Related Topics

Men's Health
Women's Health

How Zika Virus Went From Mild to Devastating

HealthDay News
by By Dennis Thompson
HealthDay Reporter
Updated: Sep 28th 2017

new article illustration

THURSDAY, Sept. 28, 2017 (HealthDay News) -- A single genetic mutation just a few years back gave the Zika virus the ability to cause severe neurological birth defects like microcephaly, a new study in mice suggests.

Scientists have known about the Zika virus since 1947, when it was discovered in a monkey from the Zika Forest in Uganda. At that point, it was only linked to mild symptoms.

It wasn't until the Zika epidemic of 2015 in Central and South America that Zika became known as a cause of microcephaly, a devastating condition in which a newborn's brain and skull are severely underdeveloped.

How did that happen?

One particular genetic change, which likely occurred in 2013, boosted Zika's ability to damage the neural stem cells that serve as building blocks for a fetus' developing brain, Chinese researchers report.

"The evidence suggests this particular mutation somehow increased the ability of the virus to get into these neural progenitor cells," said Dr. Joseph McCormick, regional dean at the University of Texas School of Public Health in Brownsville. McCormick wasn't involved in the new study.

This discovery is disturbing because it suggests that the virus could have more unwelcome surprises in store for humanity, said Michael Osterholm, director of the University of Minnesota's Center for Infectious Disease Research and Policy.

"The mutation that potentially caused this health outcome in humans is occurring in a virus where additional mutations could still occur, which could bring us other new health challenges," said Osterholm, who had no role in the research.

Zika is transmitted primarily by infected mosquitoes. It can also be spread by having sex with an infected person.

The Chinese team, whose first author is Ling Yuan of the Chinese Academy of Sciences in Beijing, compared three current Zika strains against an older strain isolated in Cambodia in 2010.

The three current strains killed all lab mice exposed to it, producing a series of neurological symptoms. On the other hand, the 2010 strain only killed about 17 percent of mice.

Comparing the strains, researchers found a critical mutation that altered a key protein in the protective coating of newer Zika viruses. This single change greatly enhanced Zika's ability to infect, damage and destroy human precursor brain cells, they said.

An evolutionary analysis revealed that this change likely arose sometime in 2013, just a few months before an explosive outbreak of Zika in French Polynesia.

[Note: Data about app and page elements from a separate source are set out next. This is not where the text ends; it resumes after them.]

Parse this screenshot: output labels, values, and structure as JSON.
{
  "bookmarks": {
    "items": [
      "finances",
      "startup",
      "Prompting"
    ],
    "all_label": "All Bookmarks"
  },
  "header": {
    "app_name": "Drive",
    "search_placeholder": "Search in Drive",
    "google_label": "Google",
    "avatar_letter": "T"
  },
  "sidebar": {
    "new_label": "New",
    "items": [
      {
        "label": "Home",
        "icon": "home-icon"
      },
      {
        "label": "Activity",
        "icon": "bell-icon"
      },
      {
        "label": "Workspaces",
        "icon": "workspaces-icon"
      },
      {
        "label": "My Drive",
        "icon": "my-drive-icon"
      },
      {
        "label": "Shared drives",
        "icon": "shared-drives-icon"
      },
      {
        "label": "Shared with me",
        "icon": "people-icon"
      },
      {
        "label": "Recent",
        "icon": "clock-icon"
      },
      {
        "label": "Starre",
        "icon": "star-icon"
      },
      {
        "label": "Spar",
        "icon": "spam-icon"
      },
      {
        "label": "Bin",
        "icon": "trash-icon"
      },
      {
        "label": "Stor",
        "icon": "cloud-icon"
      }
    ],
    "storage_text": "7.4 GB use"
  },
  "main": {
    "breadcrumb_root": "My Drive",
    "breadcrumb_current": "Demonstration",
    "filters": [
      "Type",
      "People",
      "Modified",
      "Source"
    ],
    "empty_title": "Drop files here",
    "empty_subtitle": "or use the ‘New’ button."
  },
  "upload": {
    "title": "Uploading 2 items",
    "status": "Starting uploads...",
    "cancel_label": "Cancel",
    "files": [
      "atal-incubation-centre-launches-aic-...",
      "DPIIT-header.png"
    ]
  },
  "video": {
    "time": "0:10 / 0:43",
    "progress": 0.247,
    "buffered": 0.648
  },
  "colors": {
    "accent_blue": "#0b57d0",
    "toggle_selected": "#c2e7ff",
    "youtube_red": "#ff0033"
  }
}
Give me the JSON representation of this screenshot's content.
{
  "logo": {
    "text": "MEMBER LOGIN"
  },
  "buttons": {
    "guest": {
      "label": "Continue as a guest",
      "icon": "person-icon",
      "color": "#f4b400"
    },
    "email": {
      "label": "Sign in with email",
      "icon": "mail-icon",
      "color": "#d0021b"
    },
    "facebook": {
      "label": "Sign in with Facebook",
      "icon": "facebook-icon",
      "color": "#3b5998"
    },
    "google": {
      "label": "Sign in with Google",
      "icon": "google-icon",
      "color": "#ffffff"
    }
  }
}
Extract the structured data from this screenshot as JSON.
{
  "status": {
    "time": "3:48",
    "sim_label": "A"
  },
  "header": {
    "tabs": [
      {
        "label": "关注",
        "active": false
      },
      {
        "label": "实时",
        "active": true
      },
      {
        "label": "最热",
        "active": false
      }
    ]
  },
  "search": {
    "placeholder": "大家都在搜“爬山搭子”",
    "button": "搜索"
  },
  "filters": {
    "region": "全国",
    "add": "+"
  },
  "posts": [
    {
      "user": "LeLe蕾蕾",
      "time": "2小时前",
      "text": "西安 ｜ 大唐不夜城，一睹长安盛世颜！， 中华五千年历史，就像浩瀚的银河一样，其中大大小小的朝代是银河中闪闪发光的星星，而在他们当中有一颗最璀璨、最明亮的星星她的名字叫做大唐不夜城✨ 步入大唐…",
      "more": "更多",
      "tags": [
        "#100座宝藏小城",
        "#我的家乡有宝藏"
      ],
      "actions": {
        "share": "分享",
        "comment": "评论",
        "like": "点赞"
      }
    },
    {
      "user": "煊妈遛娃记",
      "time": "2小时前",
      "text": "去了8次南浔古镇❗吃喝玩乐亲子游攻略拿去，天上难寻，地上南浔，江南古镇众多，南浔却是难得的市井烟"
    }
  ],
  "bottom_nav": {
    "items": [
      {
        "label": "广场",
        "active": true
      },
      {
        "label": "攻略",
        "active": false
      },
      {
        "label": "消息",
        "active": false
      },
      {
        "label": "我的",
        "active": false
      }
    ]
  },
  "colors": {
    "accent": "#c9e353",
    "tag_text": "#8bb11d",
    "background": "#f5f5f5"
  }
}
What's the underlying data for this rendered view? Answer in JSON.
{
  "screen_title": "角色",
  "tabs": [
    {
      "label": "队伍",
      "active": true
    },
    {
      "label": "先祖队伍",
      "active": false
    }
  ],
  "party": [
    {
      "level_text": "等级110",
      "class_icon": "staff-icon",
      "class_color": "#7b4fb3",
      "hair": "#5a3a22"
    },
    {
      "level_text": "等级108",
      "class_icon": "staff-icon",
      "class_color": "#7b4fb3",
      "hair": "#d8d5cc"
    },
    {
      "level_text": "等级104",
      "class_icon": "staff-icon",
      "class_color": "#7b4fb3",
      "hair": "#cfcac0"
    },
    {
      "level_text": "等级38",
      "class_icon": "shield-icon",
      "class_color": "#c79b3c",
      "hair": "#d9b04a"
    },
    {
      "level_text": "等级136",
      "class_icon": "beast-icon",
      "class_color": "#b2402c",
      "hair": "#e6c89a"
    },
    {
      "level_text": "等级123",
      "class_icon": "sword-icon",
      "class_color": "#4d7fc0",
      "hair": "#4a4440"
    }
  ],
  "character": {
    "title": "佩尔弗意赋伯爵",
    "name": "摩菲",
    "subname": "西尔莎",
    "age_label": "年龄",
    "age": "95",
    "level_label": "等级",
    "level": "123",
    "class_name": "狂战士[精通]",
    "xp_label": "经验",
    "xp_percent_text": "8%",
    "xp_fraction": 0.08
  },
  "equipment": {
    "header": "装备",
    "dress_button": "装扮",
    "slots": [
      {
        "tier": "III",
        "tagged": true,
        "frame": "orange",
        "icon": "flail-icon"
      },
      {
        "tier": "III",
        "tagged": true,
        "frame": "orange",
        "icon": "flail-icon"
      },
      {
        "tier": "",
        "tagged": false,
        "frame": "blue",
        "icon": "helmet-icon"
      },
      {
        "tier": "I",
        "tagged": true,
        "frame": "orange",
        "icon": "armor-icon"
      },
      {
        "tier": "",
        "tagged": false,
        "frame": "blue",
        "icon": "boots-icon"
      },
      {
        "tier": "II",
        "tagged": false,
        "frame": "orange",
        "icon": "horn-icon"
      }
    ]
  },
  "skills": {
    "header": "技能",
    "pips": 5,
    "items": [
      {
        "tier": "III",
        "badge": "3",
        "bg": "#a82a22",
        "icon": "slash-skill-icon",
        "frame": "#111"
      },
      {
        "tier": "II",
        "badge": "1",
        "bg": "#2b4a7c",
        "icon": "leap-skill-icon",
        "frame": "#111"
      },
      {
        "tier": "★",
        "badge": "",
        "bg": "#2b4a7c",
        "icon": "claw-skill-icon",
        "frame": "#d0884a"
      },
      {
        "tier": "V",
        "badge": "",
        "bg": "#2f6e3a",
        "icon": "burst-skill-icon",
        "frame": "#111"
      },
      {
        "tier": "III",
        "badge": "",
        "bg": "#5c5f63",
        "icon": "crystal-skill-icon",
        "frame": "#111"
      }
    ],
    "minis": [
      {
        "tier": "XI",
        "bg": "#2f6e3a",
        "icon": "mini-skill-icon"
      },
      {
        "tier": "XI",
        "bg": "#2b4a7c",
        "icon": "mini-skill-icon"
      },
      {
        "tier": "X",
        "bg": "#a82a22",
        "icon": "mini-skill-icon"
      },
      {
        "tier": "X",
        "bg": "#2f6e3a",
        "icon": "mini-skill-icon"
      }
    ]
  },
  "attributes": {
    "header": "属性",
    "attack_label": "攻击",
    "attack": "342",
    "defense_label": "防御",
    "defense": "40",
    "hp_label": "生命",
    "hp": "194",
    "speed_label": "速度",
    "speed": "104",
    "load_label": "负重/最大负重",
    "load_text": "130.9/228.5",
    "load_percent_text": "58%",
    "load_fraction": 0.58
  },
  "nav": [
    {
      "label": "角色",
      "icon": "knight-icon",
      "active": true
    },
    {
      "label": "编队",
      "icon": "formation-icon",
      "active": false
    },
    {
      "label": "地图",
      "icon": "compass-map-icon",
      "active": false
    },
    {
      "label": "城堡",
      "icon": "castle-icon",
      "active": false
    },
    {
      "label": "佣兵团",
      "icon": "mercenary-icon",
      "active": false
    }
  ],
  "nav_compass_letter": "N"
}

That timing coincides with the first reports linking Zika to microcephaly and Guillain-Barre syndrome, a neural disorder that causes muscle weakness and paralysis in adults.

"They've concluded it looks like the contemporary virus is more virulent than its ancestors," said Dr. Richard Temes, director of the Center for Neurocritical Care at North Shore University Hospital in Manhasset, N.Y. "When patients are infected, it's more likely to lead to neurological disease than the former strains."

Although the analysis "is in many ways a very good explanation of what happened," it needs to be both confirmed and expanded upon, Osterholm said. Research on animals does not always produce the same results in humans.

McCormick agreed. For example, he said, the conclusions leave open the possibility that a genetic trait in some humans might leave them more vulnerable to the threat posed by this Zika mutation.

"Clearly a lot of people got infected with this, and a lot more pregnant women got infected than had microcephalic children," McCormick said. "Is there a human side of this that may make some people with the right genetic background more susceptible to this particular mutation?"

The findings were published Sept. 28 in the journal Science.

More information

For more on Zika, visit the U.S. Centers for Disease Control and Prevention.